However, this upside, while extremely valuable, is only attainable when you’re able to successfully look beyond your own pain and put focus onto others, which can be difficult when it feels like your entire world is crashing down around you, I know.
2. Critical Thinking Skills
The second upside of depression is the increased ability to think critically. Depression is essentially the byproduct of not being able to make sense of our own struggles, right? But like dogs chasing their own tails, we still try.
This leads to excessive amounts of thinking and strategizing. It leads to strong focus on large, singular issues. Though it’s quite hard to find these answers without the help of someone else, and we can fight secondary battles with ourselves for our INABILITY to find those answers, we still get into the habit of thinking creatively and critically.

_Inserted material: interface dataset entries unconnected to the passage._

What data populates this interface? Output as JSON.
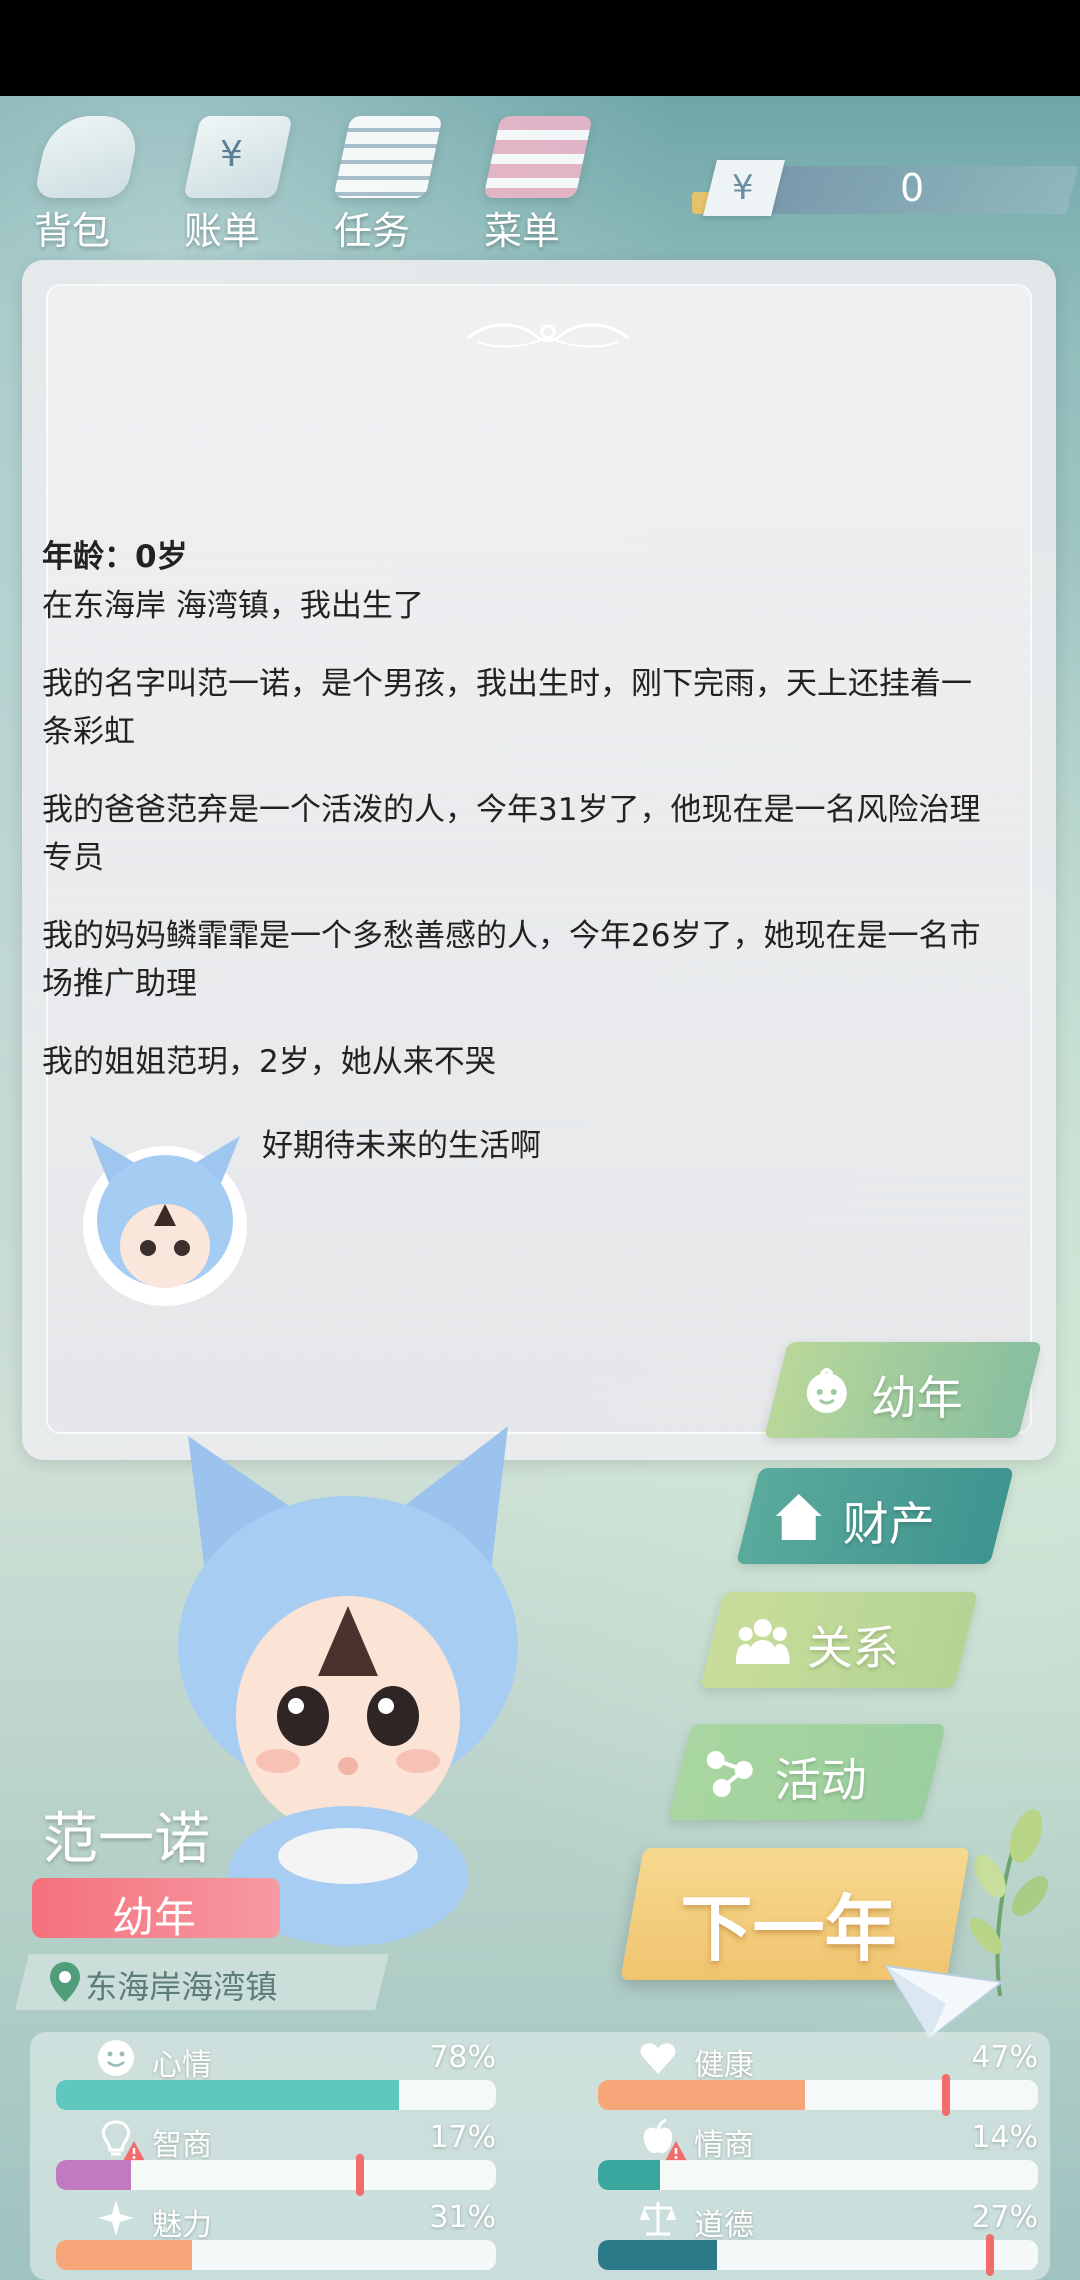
{
  "toolbar": {
    "items": [
      {
        "label": "背包",
        "icon": "bag-icon"
      },
      {
        "label": "账单",
        "icon": "bill-icon"
      },
      {
        "label": "任务",
        "icon": "task-icon"
      },
      {
        "label": "菜单",
        "icon": "menu-icon"
      }
    ],
    "currency_symbol": "¥",
    "money": "0"
  },
  "story": {
    "age_line": "年龄：0岁",
    "paragraphs": [
      "在东海岸 海湾镇，我出生了",
      "我的名字叫范一诺，是个男孩，我出生时，刚下完雨，天上还挂着一条彩虹",
      "我的爸爸范弃是一个活泼的人，今年31岁了，他现在是一名风险治理专员",
      "我的妈妈鳞霏霏是一个多愁善感的人，今年26岁了，她现在是一名市场推广助理",
      "我的姐姐范玥，2岁，她从来不哭"
    ],
    "closing": "好期待未来的生活啊"
  },
  "actions": {
    "stage": "幼年",
    "assets": "财产",
    "relations": "关系",
    "activities": "活动",
    "next_year": "下一年"
  },
  "character": {
    "name": "范一诺",
    "stage": "幼年",
    "location": "东海岸海湾镇"
  },
  "stats": [
    {
      "label": "心情",
      "value": "78%",
      "level": 0.78,
      "color": "#5ec7be",
      "icon": "smile-icon",
      "warning": false,
      "marker": null
    },
    {
      "label": "健康",
      "value": "47%",
      "level": 0.47,
      "color": "#f6a679",
      "icon": "heart-icon",
      "warning": false,
      "marker": 0.79
    },
    {
      "label": "智商",
      "value": "17%",
      "level": 0.17,
      "color": "#c07bc0",
      "icon": "bulb-icon",
      "warning": true,
      "marker": 0.69
    },
    {
      "label": "情商",
      "value": "14%",
      "level": 0.14,
      "color": "#3aa79e",
      "icon": "apple-icon",
      "warning": true,
      "marker": null
    },
    {
      "label": "魅力",
      "value": "31%",
      "level": 0.31,
      "color": "#f6a679",
      "icon": "sparkle-icon",
      "warning": false,
      "marker": null
    },
    {
      "label": "道德",
      "value": "27%",
      "level": 0.27,
      "color": "#2a7a8a",
      "icon": "scale-icon",
      "warning": false,
      "marker": 0.89
    }
  ],
  "colors": {
    "stage_badge": "#f4707c",
    "next_button": "#f0c46f",
    "warning": "#f26c6c"
  }
}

We get into the habit of strong analysis and looking towards different kinds of solutions. These habits translate into other areas of life that require thinking beneath the surface — whether it be financial strategies, equations, workplace problems or any complex issues in between.
3. Better Ability to Question Your Inner World
So while that second upside of depression is the ability to better question these issues in the outside world, the third upside of depression is the ability to better question issues that exist in YOUR INSIDE world.
If we are depressed, something is missing from life. Something is not where it should be. In order to figure out what that something is and attempt to identify that void, we start to ask big questions of ourselves. We ask questions about our values, our habits, our relationships, our choices, our time.
Though the nature of this self-questioning is extreme for those who are depressed, like yourself, truthfully, it’s healthy questioning and questioning that, depending on who you are, might’ve prevented you from becoming depressed had you done it before.
To ask these questions means to get closer to the truth of ourselves, and once we identify that truth, it’s easier to live by it.
Depression forces us to do the self-work necessary to progress, the only difference is that people who are not currently depressed don’t always know or feel inclined to do it.
This was a great question, I’m so thankful that it was sent in, and it was a privilege to answer it.
But I’d be remiss if I didn’t remind everyone listening, again, that this stretches far beyond depression. Some of us are put into painful situations in which healing is a long or impossible process. Others are still put into painful situations that are much more temporary.
Regardless, there is always something useful that can be extracted from difficult times. Yes, these times come with long-term lessons, but they also come with advantages that can be added into our repertoire right away. They strengthen us in addition to teaching us.
So consider what skills you’re learning at any time and how to maximize your situation as opposed to changing it is beyond an incredible tool.
That said, we’ll wrap things up here, folks. You can email us your own questions by sending them to firstname.lastname@example.org
We love helping as many of you out as possible, so if you’d like your own episode, keep the questions coming. We also love having you join us online for more content. You can find me at gregaudino.com and the whole team can be found at oldpodcast.com — a great place to learn about our other shows, other work, and get that much more support.
We’ll see you next time for another episode of Optimal Living Advice, until then, take care everyone and bye for now.